Within the entries underneath, how many lines include the string "uzavřena"? State only the number.

Records for processing:
● ● ● ● ●
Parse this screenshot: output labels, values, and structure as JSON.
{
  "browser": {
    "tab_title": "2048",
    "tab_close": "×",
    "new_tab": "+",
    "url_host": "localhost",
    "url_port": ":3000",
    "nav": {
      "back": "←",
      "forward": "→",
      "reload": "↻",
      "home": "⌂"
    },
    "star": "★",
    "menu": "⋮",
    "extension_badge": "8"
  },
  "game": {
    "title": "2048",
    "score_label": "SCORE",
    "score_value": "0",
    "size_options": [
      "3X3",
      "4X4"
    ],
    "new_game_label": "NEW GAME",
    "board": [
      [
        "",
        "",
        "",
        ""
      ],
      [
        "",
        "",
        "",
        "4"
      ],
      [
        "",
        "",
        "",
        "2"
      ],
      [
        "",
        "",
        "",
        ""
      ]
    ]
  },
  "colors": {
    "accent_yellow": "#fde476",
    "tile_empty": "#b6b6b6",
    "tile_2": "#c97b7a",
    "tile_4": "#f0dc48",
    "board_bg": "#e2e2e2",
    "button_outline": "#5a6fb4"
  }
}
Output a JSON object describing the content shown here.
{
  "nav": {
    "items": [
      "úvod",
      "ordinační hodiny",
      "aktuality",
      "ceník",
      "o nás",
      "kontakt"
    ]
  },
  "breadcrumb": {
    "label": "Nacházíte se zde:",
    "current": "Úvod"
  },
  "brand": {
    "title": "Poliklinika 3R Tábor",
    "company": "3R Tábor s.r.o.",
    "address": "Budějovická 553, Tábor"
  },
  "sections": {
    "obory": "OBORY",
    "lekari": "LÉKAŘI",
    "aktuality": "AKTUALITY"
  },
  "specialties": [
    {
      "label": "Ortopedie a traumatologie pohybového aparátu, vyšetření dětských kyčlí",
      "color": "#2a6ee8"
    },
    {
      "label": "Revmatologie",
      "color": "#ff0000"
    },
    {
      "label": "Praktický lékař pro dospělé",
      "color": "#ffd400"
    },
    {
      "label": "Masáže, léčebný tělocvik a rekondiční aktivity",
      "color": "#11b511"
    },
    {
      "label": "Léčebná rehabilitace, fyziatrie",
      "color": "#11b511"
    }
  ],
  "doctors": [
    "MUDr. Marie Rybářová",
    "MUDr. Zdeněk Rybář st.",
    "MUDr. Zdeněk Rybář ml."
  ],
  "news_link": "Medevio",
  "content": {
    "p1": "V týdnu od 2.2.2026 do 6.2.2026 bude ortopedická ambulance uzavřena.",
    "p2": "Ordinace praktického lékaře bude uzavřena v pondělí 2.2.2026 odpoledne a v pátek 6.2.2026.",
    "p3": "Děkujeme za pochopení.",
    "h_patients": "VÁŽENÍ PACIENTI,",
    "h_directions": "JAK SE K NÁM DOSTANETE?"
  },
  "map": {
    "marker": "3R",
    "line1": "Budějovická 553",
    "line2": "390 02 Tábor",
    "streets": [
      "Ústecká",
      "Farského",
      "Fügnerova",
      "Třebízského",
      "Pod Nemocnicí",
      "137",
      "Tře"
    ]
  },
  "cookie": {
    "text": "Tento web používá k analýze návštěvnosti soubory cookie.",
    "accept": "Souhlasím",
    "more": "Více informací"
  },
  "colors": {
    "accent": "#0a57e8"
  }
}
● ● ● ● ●
Problem solution:
2